Even after initializing a model with an architecture, we can change it by replacing the model’s .network:

from opensoundscape.torch.architectures.cnn_architectures import densenet121

#initialize the AlexNet architecture
arch = densenet121(num_classes=2, use_pretrained=False)

# replace the alexnet architecture with the densenet architecture = arch

Use a custom-built architecture

You can also build a custom architecture and initialize a PytorchModel model with it, or replace a model’s .network with your custom architecture.

For example, we can use the architectures.resnet module to build the ResNet50 architecture (just for demonstration - we could also simply create this architecture using the resnet50() function in the cnn_architectures module).

# import a module that builds ResNet architecture from scratch
from opensoundscape.torch.architectures.resnet import ResNetArchitecture
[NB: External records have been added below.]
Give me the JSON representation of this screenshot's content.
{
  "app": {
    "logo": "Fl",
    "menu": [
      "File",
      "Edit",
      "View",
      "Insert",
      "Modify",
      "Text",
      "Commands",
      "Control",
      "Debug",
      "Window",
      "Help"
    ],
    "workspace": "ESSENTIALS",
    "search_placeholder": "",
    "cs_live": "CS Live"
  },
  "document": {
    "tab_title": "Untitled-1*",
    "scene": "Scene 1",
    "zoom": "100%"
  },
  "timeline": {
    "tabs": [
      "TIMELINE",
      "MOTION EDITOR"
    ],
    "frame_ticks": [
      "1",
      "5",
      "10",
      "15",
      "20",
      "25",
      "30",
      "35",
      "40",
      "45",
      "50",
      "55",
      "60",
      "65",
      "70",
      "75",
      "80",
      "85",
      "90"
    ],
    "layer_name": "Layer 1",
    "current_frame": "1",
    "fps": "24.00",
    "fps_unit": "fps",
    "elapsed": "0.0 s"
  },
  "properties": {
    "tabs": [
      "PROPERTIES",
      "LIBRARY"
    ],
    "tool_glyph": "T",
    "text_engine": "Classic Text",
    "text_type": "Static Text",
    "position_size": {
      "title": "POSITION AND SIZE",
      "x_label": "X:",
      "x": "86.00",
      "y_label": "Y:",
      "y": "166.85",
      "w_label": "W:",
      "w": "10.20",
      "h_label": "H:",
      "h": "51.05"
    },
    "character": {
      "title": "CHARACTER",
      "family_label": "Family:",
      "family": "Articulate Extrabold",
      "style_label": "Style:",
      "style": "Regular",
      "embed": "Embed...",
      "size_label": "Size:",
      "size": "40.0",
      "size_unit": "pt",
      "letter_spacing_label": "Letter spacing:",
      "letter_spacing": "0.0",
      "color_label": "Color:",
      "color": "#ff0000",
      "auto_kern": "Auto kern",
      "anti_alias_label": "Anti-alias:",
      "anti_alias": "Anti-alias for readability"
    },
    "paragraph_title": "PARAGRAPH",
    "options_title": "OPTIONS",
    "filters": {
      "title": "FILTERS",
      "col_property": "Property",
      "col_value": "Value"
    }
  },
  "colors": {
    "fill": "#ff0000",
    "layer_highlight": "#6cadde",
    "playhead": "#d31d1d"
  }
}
#initialize the ResNet50 architecture

#generate a regular resnet18 object
model = Resnet18Multiclass(classes=['negative','positive'])

#replace the model's network with the ResNet50 architecture = net

print('number of layers:')
created PytorchModel model object with 2 classes
number of layers:

Sampling for imbalanced training data

The imbalanced data sampler will help to ensure that a single batch contains only a few classes during training, and that the classes will recieve approximately equal representation within the batch. This is useful for imbalanced training data (when some classes have far fewer training samples than others).

model = Resnet18Binary(classes)
model.sampler = 'imbalanced' #default is None can now train your model as normal
model.train(train_dataset, valid_dataset, epochs=0)

#once we run train(), we can see that the train_loader is using an ImbalancedDatasetSampler
created PytorchModel model object with 2 classes

Best Model Appears at Epoch 0 with F1 0.000.
<opensoundscape.torch.sampling.ImbalancedDatasetSampler at 0x7fb80a937ac0>

Training with custom preprocessors

The preprocessing tutorial gives in-depth descriptions of how to customize your preprocessing pipeline.

Here, we’ll just give a quick example of tweaking the preprocessing pipeline: providing the CNN with a bandpassed spectrogram object instead of the full frequency range.

Bandpassed spectrograms

model = Resnet18Binary(classes)

# turn on the bandpass action of the datasets

# specify the min and max frequencies for the bandpass action
train_dataset.actions.bandpass.set(min_f=3000, max_f=5000)
valid_dataset.actions.bandpass.set(min_f=3000, max_f=5000)

# now we can train and validate on the bandpassed spectrograms
# don't forget that you'll need to apply the same bandpass actions to
# any datasets that you use for predicting on new audio files
model.train(train_dataset, valid_dataset, epochs=0)
created PytorchModel model object with 2 classes

Best Model Appears at Epoch 0 with F1 0.000.

clean up

remove files

import shutil

for p in Path('.').glob('*.model'):